Copies of all lines containing the string "Video" are needed from the data below.
+++ SOURCE MATERIAL
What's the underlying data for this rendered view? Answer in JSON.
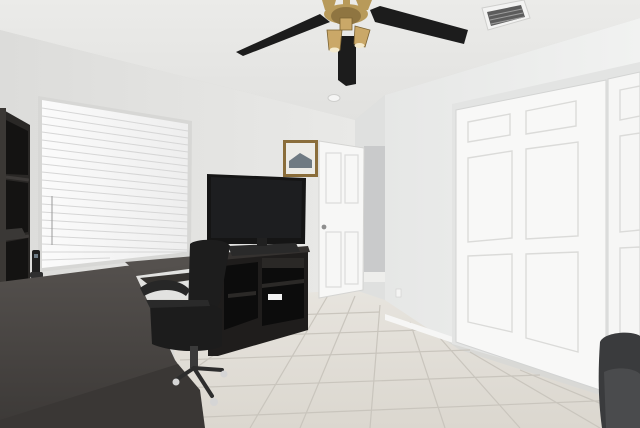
{
  "scene": {
    "colors": {
      "ceiling": "#e6e6e4",
      "wall_left": "#e4e4e2",
      "wall_right": "#ecedec",
      "floor_tile": "#e2dfd8",
      "grout": "#c8c4bc",
      "desk_top": "#4a4644",
      "cabinet": "#1f1d1c",
      "tv": "#151515",
      "door": "#f7f7f6",
      "blinds": "#f4f4f4",
      "fan_blade": "#1c1c1c",
      "fan_brass": "#b89a5a"
    },
    "objects": [
      "ceiling-fan",
      "air-vent",
      "window-blinds",
      "bookshelf",
      "desk",
      "cordless-phone",
      "office-chair",
      "tv-cabinet",
      "flat-screen-tv",
      "framed-picture",
      "bedroom-door",
      "closet-doors",
      "armchair",
      "tile-floor"
    ]
  }
}
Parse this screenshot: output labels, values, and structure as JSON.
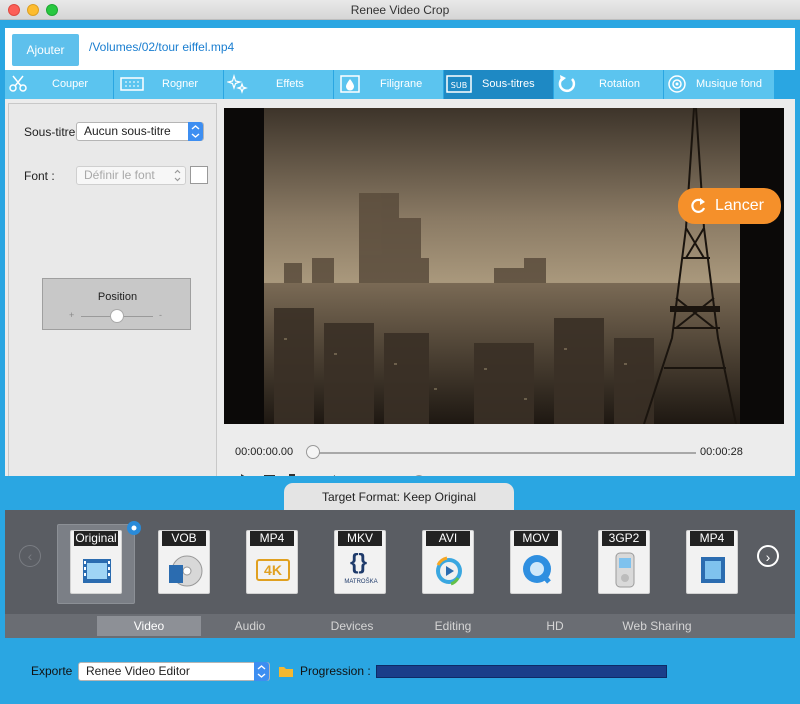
{
  "window": {
    "title": "Renee Video Crop"
  },
  "header": {
    "add_button": "Ajouter",
    "file_path": "/Volumes/02/tour eiffel.mp4"
  },
  "tabs": [
    {
      "label": "Couper",
      "icon": "scissors-icon"
    },
    {
      "label": "Rogner",
      "icon": "crop-icon"
    },
    {
      "label": "Effets",
      "icon": "sparkle-icon"
    },
    {
      "label": "Filigrane",
      "icon": "watermark-icon"
    },
    {
      "label": "Sous-titres",
      "icon": "subtitle-icon",
      "active": true
    },
    {
      "label": "Rotation",
      "icon": "rotate-icon"
    },
    {
      "label": "Musique fond",
      "icon": "music-icon"
    }
  ],
  "left_panel": {
    "subtitle_label": "Sous-titre",
    "subtitle_value": "Aucun sous-titre",
    "font_label": "Font :",
    "font_placeholder": "Définir le font",
    "position_label": "Position",
    "position_minus": "+",
    "position_plus": "-"
  },
  "player": {
    "time_current": "00:00:00.00",
    "time_total": "00:00:28",
    "progress": 0
  },
  "formats": {
    "tab_label": "Target Format: Keep Original",
    "items": [
      {
        "label": "Original",
        "selected": true
      },
      {
        "label": "VOB"
      },
      {
        "label": "MP4",
        "sub": "4K"
      },
      {
        "label": "MKV",
        "sub": "MATROŠKA"
      },
      {
        "label": "AVI"
      },
      {
        "label": "MOV"
      },
      {
        "label": "3GP2"
      },
      {
        "label": "MP4"
      }
    ],
    "categories": [
      "Video",
      "Audio",
      "Devices",
      "Editing",
      "HD",
      "Web Sharing"
    ]
  },
  "footer": {
    "export_label": "Exporte",
    "export_value": "Renee Video Editor",
    "progress_label": "Progression :",
    "launch_button": "Lancer"
  },
  "colors": {
    "accent": "#2aa6e2",
    "launch": "#f5902a",
    "active_tab": "#1e89c4"
  }
}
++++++
## ANSWER SPACE:
    "title": "Renee Video Crop"
      "Video",
    "export_value": "Renee Video Editor",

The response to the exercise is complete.